- _Exercise instructions_: A faithful copy of every entry is the goal; keep the images out of it.

- _Exercise data_:
++++++

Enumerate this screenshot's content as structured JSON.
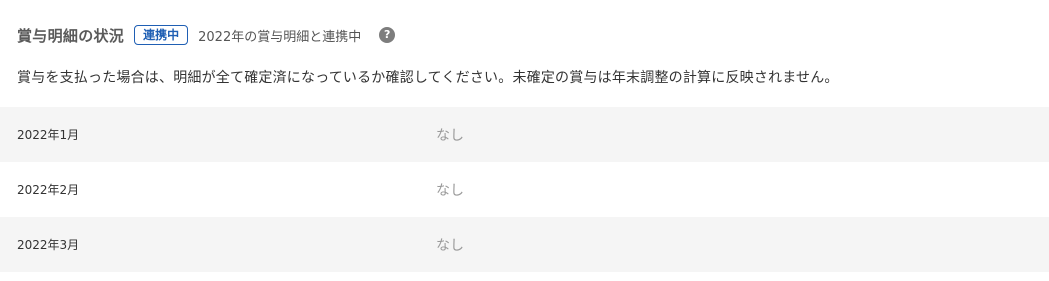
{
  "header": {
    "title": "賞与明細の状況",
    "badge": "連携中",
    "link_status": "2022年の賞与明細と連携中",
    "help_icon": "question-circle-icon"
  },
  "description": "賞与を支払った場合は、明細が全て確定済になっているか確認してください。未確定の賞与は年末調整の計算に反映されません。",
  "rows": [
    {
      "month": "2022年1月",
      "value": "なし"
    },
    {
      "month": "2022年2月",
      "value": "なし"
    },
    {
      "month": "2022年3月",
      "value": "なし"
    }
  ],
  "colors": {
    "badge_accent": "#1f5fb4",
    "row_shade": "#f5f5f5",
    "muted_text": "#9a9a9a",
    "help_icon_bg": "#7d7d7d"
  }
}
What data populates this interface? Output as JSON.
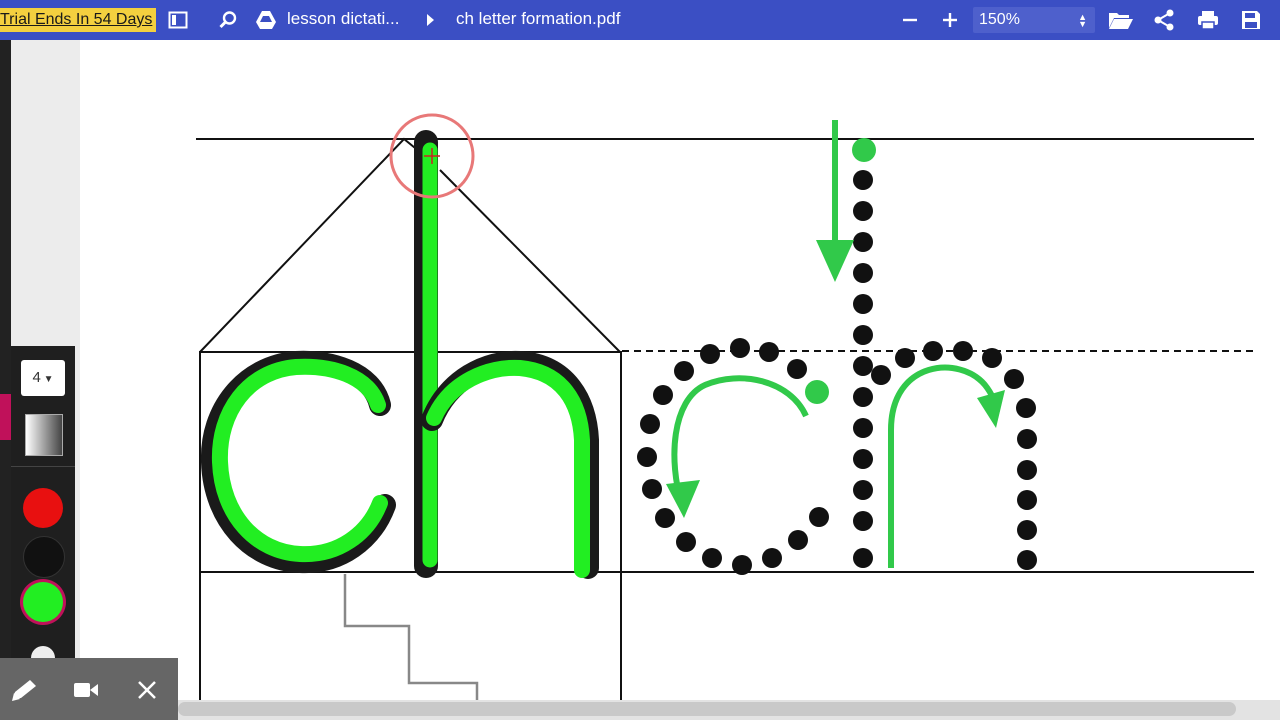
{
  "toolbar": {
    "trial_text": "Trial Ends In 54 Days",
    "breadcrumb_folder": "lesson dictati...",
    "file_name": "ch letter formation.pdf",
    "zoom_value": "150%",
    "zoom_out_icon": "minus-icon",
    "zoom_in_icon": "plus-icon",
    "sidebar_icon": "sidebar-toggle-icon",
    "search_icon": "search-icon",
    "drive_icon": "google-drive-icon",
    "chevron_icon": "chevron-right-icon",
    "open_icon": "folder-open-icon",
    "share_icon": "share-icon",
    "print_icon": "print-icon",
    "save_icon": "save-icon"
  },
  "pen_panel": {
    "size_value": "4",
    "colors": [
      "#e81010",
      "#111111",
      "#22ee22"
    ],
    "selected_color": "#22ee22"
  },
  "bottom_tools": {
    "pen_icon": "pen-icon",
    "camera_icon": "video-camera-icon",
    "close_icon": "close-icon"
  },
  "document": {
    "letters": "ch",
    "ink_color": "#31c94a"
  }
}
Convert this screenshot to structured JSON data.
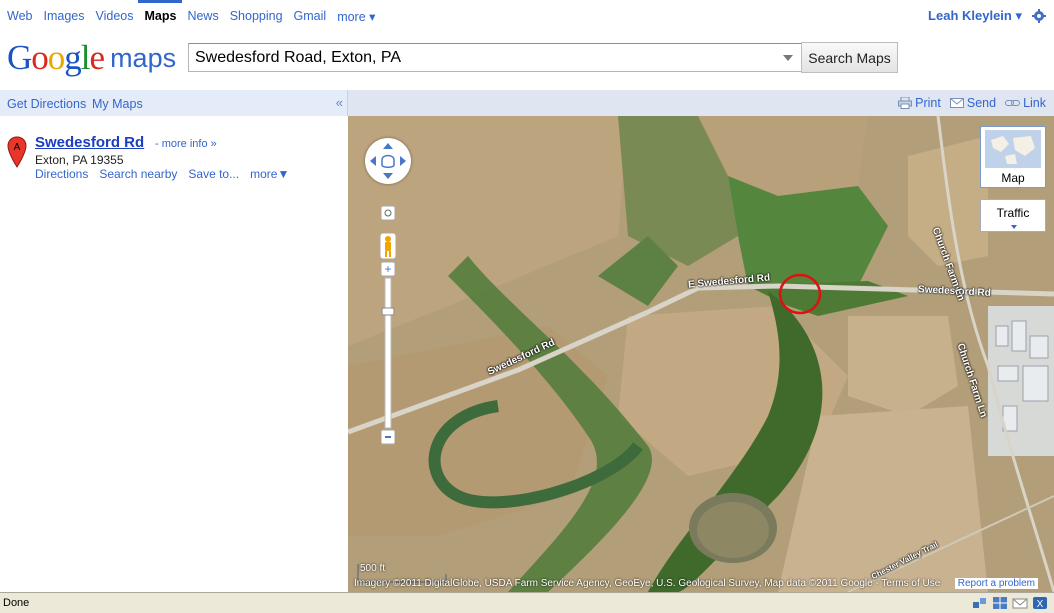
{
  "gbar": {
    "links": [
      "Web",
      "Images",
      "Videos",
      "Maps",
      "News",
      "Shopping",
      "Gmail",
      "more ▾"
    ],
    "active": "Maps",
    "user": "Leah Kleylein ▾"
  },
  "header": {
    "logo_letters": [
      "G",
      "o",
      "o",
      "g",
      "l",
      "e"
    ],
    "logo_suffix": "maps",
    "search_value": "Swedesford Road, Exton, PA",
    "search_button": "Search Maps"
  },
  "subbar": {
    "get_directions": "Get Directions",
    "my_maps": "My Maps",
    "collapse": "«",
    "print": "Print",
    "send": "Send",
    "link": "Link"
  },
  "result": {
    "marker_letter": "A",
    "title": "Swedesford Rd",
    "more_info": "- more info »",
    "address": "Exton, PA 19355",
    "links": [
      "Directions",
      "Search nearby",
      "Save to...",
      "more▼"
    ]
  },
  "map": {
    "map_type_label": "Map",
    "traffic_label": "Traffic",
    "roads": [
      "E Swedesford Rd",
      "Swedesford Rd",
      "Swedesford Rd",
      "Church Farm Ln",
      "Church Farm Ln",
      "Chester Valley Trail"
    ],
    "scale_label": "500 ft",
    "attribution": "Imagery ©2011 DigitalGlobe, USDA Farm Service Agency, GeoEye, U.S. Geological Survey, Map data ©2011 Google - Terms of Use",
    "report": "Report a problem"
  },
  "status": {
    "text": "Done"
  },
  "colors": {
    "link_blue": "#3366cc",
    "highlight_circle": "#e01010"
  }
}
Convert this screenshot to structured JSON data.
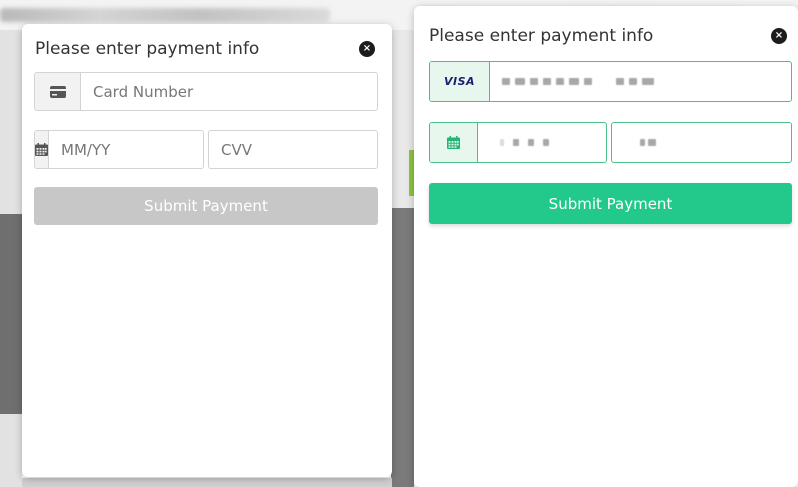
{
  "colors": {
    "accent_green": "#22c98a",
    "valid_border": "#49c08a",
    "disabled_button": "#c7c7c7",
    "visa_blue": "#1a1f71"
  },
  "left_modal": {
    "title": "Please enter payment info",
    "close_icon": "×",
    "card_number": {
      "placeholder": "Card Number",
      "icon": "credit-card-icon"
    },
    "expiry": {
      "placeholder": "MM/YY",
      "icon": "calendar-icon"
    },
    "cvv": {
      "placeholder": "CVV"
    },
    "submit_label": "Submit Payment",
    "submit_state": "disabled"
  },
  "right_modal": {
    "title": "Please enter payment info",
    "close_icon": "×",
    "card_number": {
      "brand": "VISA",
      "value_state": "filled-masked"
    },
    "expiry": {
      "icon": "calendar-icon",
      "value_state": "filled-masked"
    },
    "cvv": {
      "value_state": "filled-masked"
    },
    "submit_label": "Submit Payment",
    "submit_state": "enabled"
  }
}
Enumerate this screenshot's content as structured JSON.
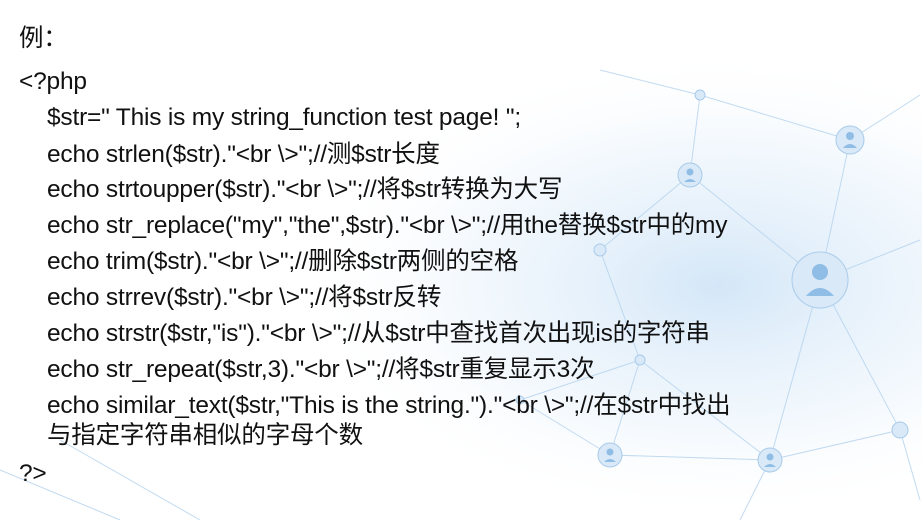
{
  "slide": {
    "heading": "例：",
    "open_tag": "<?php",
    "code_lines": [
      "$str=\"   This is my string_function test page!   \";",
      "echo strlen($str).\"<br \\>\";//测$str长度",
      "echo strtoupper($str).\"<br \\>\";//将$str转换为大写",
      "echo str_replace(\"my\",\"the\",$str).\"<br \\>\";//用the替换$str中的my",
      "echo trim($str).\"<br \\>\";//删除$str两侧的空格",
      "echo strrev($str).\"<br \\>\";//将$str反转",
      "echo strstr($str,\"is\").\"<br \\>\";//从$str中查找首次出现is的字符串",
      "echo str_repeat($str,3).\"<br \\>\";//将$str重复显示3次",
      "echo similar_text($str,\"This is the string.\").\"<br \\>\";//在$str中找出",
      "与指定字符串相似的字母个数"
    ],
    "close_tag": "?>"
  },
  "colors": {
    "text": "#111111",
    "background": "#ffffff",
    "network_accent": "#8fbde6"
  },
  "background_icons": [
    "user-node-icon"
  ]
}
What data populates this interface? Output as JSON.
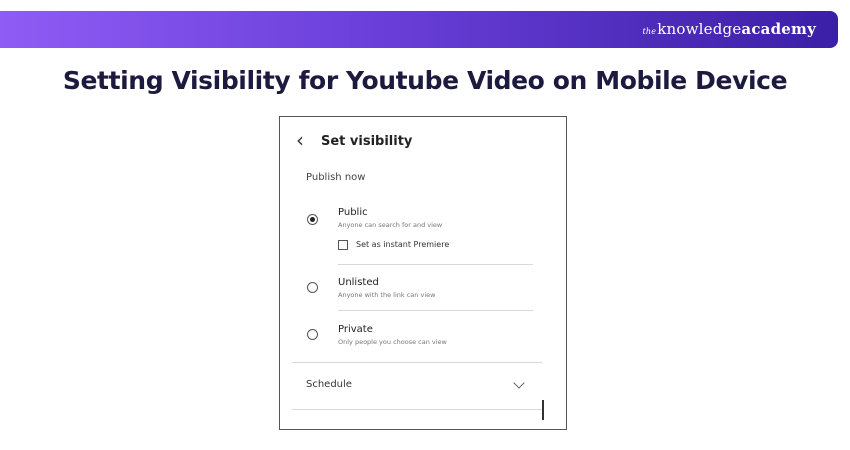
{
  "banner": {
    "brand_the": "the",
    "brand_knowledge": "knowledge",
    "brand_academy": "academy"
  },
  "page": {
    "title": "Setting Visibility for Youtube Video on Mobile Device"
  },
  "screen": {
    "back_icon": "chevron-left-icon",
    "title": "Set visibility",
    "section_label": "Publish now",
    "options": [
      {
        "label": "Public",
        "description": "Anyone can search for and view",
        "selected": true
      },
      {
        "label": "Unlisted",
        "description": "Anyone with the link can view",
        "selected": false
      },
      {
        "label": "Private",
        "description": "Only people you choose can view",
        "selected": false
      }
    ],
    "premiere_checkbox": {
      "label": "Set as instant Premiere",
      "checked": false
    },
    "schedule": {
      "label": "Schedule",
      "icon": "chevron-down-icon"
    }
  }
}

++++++

- _Result_:
Enumerate this screenshot's content as structured JSON.
{
  "header": {
    "title": "賞与明細の状況",
    "badge": "連携中",
    "link_status": "2022年の賞与明細と連携中",
    "help_icon": "question-circle-icon"
  },
  "description": "賞与を支払った場合は、明細が全て確定済になっているか確認してください。未確定の賞与は年末調整の計算に反映されません。",
  "rows": [
    {
      "month": "2022年1月",
      "value": "なし"
    },
    {
      "month": "2022年2月",
      "value": "なし"
    },
    {
      "month": "2022年3月",
      "value": "なし"
    }
  ],
  "colors": {
    "badge_accent": "#1f5fb4",
    "row_shade": "#f5f5f5",
    "muted_text": "#9a9a9a",
    "help_icon_bg": "#7d7d7d"
  }
}
What data populates this interface? Output as JSON.
{
  "toolbar": {
    "trial_text": "Trial Ends In 54 Days",
    "breadcrumb_folder": "lesson dictati...",
    "file_name": "ch letter formation.pdf",
    "zoom_value": "150%",
    "zoom_out_icon": "minus-icon",
    "zoom_in_icon": "plus-icon",
    "sidebar_icon": "sidebar-toggle-icon",
    "search_icon": "search-icon",
    "drive_icon": "google-drive-icon",
    "chevron_icon": "chevron-right-icon",
    "open_icon": "folder-open-icon",
    "share_icon": "share-icon",
    "print_icon": "print-icon",
    "save_icon": "save-icon"
  },
  "pen_panel": {
    "size_value": "4",
    "colors": [
      "#e81010",
      "#111111",
      "#22ee22"
    ],
    "selected_color": "#22ee22"
  },
  "bottom_tools": {
    "pen_icon": "pen-icon",
    "camera_icon": "video-camera-icon",
    "close_icon": "close-icon"
  },
  "document": {
    "letters": "ch",
    "ink_color": "#31c94a"
  }
}
Convert this screenshot to structured JSON data.
{
  "gbar": {
    "links": [
      "Web",
      "Images",
      "Videos",
      "Maps",
      "News",
      "Shopping",
      "Gmail",
      "more ▾"
    ],
    "active": "Maps",
    "user": "Leah Kleylein ▾"
  },
  "header": {
    "logo_letters": [
      "G",
      "o",
      "o",
      "g",
      "l",
      "e"
    ],
    "logo_suffix": "maps",
    "search_value": "Swedesford Road, Exton, PA",
    "search_button": "Search Maps"
  },
  "subbar": {
    "get_directions": "Get Directions",
    "my_maps": "My Maps",
    "collapse": "«",
    "print": "Print",
    "send": "Send",
    "link": "Link"
  },
  "result": {
    "marker_letter": "A",
    "title": "Swedesford Rd",
    "more_info": "- more info »",
    "address": "Exton, PA 19355",
    "links": [
      "Directions",
      "Search nearby",
      "Save to...",
      "more▼"
    ]
  },
  "map": {
    "map_type_label": "Map",
    "traffic_label": "Traffic",
    "roads": [
      "E Swedesford Rd",
      "Swedesford Rd",
      "Swedesford Rd",
      "Church Farm Ln",
      "Church Farm Ln",
      "Chester Valley Trail"
    ],
    "scale_label": "500 ft",
    "attribution": "Imagery ©2011 DigitalGlobe, USDA Farm Service Agency, GeoEye, U.S. Geological Survey, Map data ©2011 Google - Terms of Use",
    "report": "Report a problem"
  },
  "status": {
    "text": "Done"
  },
  "colors": {
    "link_blue": "#3366cc",
    "highlight_circle": "#e01010"
  }
}
Convert this screenshot to structured JSON data.
{
  "colors": {
    "accent_green": "#22c98a",
    "valid_border": "#49c08a",
    "disabled_button": "#c7c7c7",
    "visa_blue": "#1a1f71"
  },
  "left_modal": {
    "title": "Please enter payment info",
    "close_icon": "×",
    "card_number": {
      "placeholder": "Card Number",
      "icon": "credit-card-icon"
    },
    "expiry": {
      "placeholder": "MM/YY",
      "icon": "calendar-icon"
    },
    "cvv": {
      "placeholder": "CVV"
    },
    "submit_label": "Submit Payment",
    "submit_state": "disabled"
  },
  "right_modal": {
    "title": "Please enter payment info",
    "close_icon": "×",
    "card_number": {
      "brand": "VISA",
      "value_state": "filled-masked"
    },
    "expiry": {
      "icon": "calendar-icon",
      "value_state": "filled-masked"
    },
    "cvv": {
      "value_state": "filled-masked"
    },
    "submit_label": "Submit Payment",
    "submit_state": "enabled"
  }
}
Enumerate this screenshot's content as structured JSON.
{
  "slide": {
    "heading": "例：",
    "open_tag": "<?php",
    "code_lines": [
      "$str=\"   This is my string_function test page!   \";",
      "echo strlen($str).\"<br \\>\";//测$str长度",
      "echo strtoupper($str).\"<br \\>\";//将$str转换为大写",
      "echo str_replace(\"my\",\"the\",$str).\"<br \\>\";//用the替换$str中的my",
      "echo trim($str).\"<br \\>\";//删除$str两侧的空格",
      "echo strrev($str).\"<br \\>\";//将$str反转",
      "echo strstr($str,\"is\").\"<br \\>\";//从$str中查找首次出现is的字符串",
      "echo str_repeat($str,3).\"<br \\>\";//将$str重复显示3次",
      "echo similar_text($str,\"This is the string.\").\"<br \\>\";//在$str中找出",
      "与指定字符串相似的字母个数"
    ],
    "close_tag": "?>"
  },
  "colors": {
    "text": "#111111",
    "background": "#ffffff",
    "network_accent": "#8fbde6"
  },
  "background_icons": [
    "user-node-icon"
  ]
}
What data populates this interface? Output as JSON.
{
  "banner": {
    "brand_the": "the",
    "brand_knowledge": "knowledge",
    "brand_academy": "academy"
  },
  "page": {
    "title": "Setting Visibility for Youtube Video on Mobile Device"
  },
  "screen": {
    "back_icon": "chevron-left-icon",
    "title": "Set visibility",
    "section_label": "Publish now",
    "options": [
      {
        "label": "Public",
        "description": "Anyone can search for and view",
        "selected": true
      },
      {
        "label": "Unlisted",
        "description": "Anyone with the link can view",
        "selected": false
      },
      {
        "label": "Private",
        "description": "Only people you choose can view",
        "selected": false
      }
    ],
    "premiere_checkbox": {
      "label": "Set as instant Premiere",
      "checked": false
    },
    "schedule": {
      "label": "Schedule",
      "icon": "chevron-down-icon"
    }
  }
}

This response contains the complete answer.